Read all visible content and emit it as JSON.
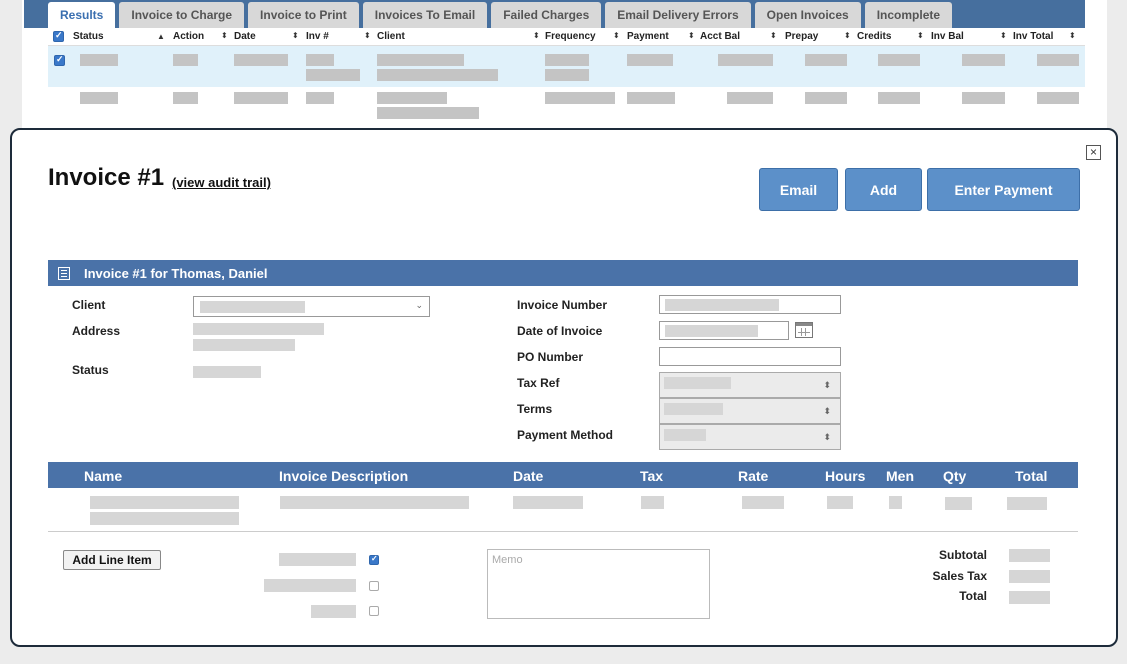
{
  "tabs": [
    "Results",
    "Invoice to Charge",
    "Invoice to Print",
    "Invoices To Email",
    "Failed Charges",
    "Email Delivery Errors",
    "Open Invoices",
    "Incomplete"
  ],
  "results": {
    "columns": [
      "Status",
      "Action",
      "Date",
      "Inv #",
      "Client",
      "Frequency",
      "Payment",
      "Acct Bal",
      "Prepay",
      "Credits",
      "Inv Bal",
      "Inv Total"
    ]
  },
  "modal": {
    "title": "Invoice #1",
    "audit_link": "(view audit trail)",
    "buttons": {
      "email": "Email",
      "add": "Add",
      "enter_payment": "Enter Payment"
    },
    "close_icon": "close-icon",
    "section_title": "Invoice #1 for Thomas, Daniel",
    "left_labels": {
      "client": "Client",
      "address": "Address",
      "status": "Status"
    },
    "right_labels": {
      "invoice_number": "Invoice Number",
      "date_of_invoice": "Date of Invoice",
      "po_number": "PO Number",
      "tax_ref": "Tax Ref",
      "terms": "Terms",
      "payment_method": "Payment Method"
    },
    "item_columns": [
      "Name",
      "Invoice Description",
      "Date",
      "Tax",
      "Rate",
      "Hours",
      "Men",
      "Qty",
      "Total"
    ],
    "add_line_item": "Add Line Item",
    "memo_placeholder": "Memo",
    "totals": {
      "subtotal": "Subtotal",
      "sales_tax": "Sales Tax",
      "total": "Total"
    }
  },
  "colors": {
    "header_blue": "#4a72a8",
    "button_blue": "#5c90c9",
    "row_highlight": "#e0f1fa"
  }
}
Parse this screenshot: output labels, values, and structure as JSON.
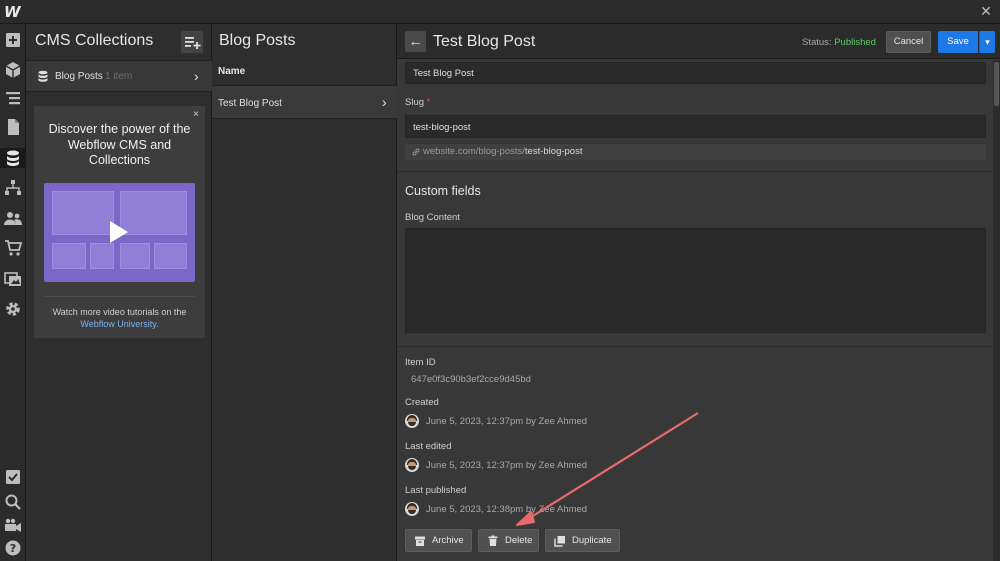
{
  "app": {
    "logo": "W",
    "close_glyph": "✕"
  },
  "collections_panel": {
    "title": "CMS Collections",
    "items": [
      {
        "name": "Blog Posts",
        "count": "1 item"
      }
    ],
    "promo": {
      "close_glyph": "×",
      "title": "Discover the power of the Webflow CMS and Collections",
      "body": "Watch more video tutorials on the",
      "link": "Webflow University."
    }
  },
  "posts_panel": {
    "title": "Blog Posts",
    "column_header": "Name",
    "rows": [
      {
        "name": "Test Blog Post"
      }
    ]
  },
  "editor": {
    "title": "Test Blog Post",
    "status_label": "Status:",
    "status_value": "Published",
    "cancel_label": "Cancel",
    "save_label": "Save",
    "name_value": "Test Blog Post",
    "slug_label": "Slug",
    "slug_required": "*",
    "slug_value": "test-blog-post",
    "url_prefix": "website.com/blog-posts/",
    "url_slug": "test-blog-post",
    "custom_fields_title": "Custom fields",
    "blog_content_label": "Blog Content",
    "item_id_label": "Item ID",
    "item_id_value": "647e0f3c90b3ef2cce9d45bd",
    "created_label": "Created",
    "created_value": "June 5, 2023, 12:37pm by Zee Ahmed",
    "last_edited_label": "Last edited",
    "last_edited_value": "June 5, 2023, 12:37pm by Zee Ahmed",
    "last_published_label": "Last published",
    "last_published_value": "June 5, 2023, 12:38pm by Zee Ahmed",
    "archive_label": "Archive",
    "delete_label": "Delete",
    "duplicate_label": "Duplicate"
  },
  "colors": {
    "accent_blue": "#1e78e6",
    "published_green": "#5cc96a",
    "annotation_arrow": "#e86a6a",
    "promo_purple": "#7a67c7"
  },
  "icons": {
    "left_toolbar": [
      "add-icon",
      "box-icon",
      "navigator-icon",
      "pages-icon",
      "cms-icon",
      "sitemap-icon",
      "users-icon",
      "ecommerce-icon",
      "assets-icon",
      "settings-icon",
      "checklist-icon",
      "search-icon",
      "video-icon",
      "help-icon"
    ]
  }
}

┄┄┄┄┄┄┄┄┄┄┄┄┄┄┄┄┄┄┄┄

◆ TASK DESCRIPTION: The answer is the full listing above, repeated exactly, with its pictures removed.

◆ SOLUTION:
Read all visible content and emit it as JSON.
{
  "tabs": [
    "Results",
    "Invoice to Charge",
    "Invoice to Print",
    "Invoices To Email",
    "Failed Charges",
    "Email Delivery Errors",
    "Open Invoices",
    "Incomplete"
  ],
  "results": {
    "columns": [
      "Status",
      "Action",
      "Date",
      "Inv #",
      "Client",
      "Frequency",
      "Payment",
      "Acct Bal",
      "Prepay",
      "Credits",
      "Inv Bal",
      "Inv Total"
    ]
  },
  "modal": {
    "title": "Invoice #1",
    "audit_link": "(view audit trail)",
    "buttons": {
      "email": "Email",
      "add": "Add",
      "enter_payment": "Enter Payment"
    },
    "close_icon": "close-icon",
    "section_title": "Invoice #1 for Thomas, Daniel",
    "left_labels": {
      "client": "Client",
      "address": "Address",
      "status": "Status"
    },
    "right_labels": {
      "invoice_number": "Invoice Number",
      "date_of_invoice": "Date of Invoice",
      "po_number": "PO Number",
      "tax_ref": "Tax Ref",
      "terms": "Terms",
      "payment_method": "Payment Method"
    },
    "item_columns": [
      "Name",
      "Invoice Description",
      "Date",
      "Tax",
      "Rate",
      "Hours",
      "Men",
      "Qty",
      "Total"
    ],
    "add_line_item": "Add Line Item",
    "memo_placeholder": "Memo",
    "totals": {
      "subtotal": "Subtotal",
      "sales_tax": "Sales Tax",
      "total": "Total"
    }
  },
  "colors": {
    "header_blue": "#4a72a8",
    "button_blue": "#5c90c9",
    "row_highlight": "#e0f1fa"
  }
}
Parse this screenshot: output labels, values, and structure as JSON.
{
  "app": {
    "logo": "W",
    "close_glyph": "✕"
  },
  "collections_panel": {
    "title": "CMS Collections",
    "items": [
      {
        "name": "Blog Posts",
        "count": "1 item"
      }
    ],
    "promo": {
      "close_glyph": "×",
      "title": "Discover the power of the Webflow CMS and Collections",
      "body": "Watch more video tutorials on the",
      "link": "Webflow University."
    }
  },
  "posts_panel": {
    "title": "Blog Posts",
    "column_header": "Name",
    "rows": [
      {
        "name": "Test Blog Post"
      }
    ]
  },
  "editor": {
    "title": "Test Blog Post",
    "status_label": "Status:",
    "status_value": "Published",
    "cancel_label": "Cancel",
    "save_label": "Save",
    "name_value": "Test Blog Post",
    "slug_label": "Slug",
    "slug_required": "*",
    "slug_value": "test-blog-post",
    "url_prefix": "website.com/blog-posts/",
    "url_slug": "test-blog-post",
    "custom_fields_title": "Custom fields",
    "blog_content_label": "Blog Content",
    "item_id_label": "Item ID",
    "item_id_value": "647e0f3c90b3ef2cce9d45bd",
    "created_label": "Created",
    "created_value": "June 5, 2023, 12:37pm by Zee Ahmed",
    "last_edited_label": "Last edited",
    "last_edited_value": "June 5, 2023, 12:37pm by Zee Ahmed",
    "last_published_label": "Last published",
    "last_published_value": "June 5, 2023, 12:38pm by Zee Ahmed",
    "archive_label": "Archive",
    "delete_label": "Delete",
    "duplicate_label": "Duplicate"
  },
  "colors": {
    "accent_blue": "#1e78e6",
    "published_green": "#5cc96a",
    "annotation_arrow": "#e86a6a",
    "promo_purple": "#7a67c7"
  },
  "icons": {
    "left_toolbar": [
      "add-icon",
      "box-icon",
      "navigator-icon",
      "pages-icon",
      "cms-icon",
      "sitemap-icon",
      "users-icon",
      "ecommerce-icon",
      "assets-icon",
      "settings-icon",
      "checklist-icon",
      "search-icon",
      "video-icon",
      "help-icon"
    ]
  }
}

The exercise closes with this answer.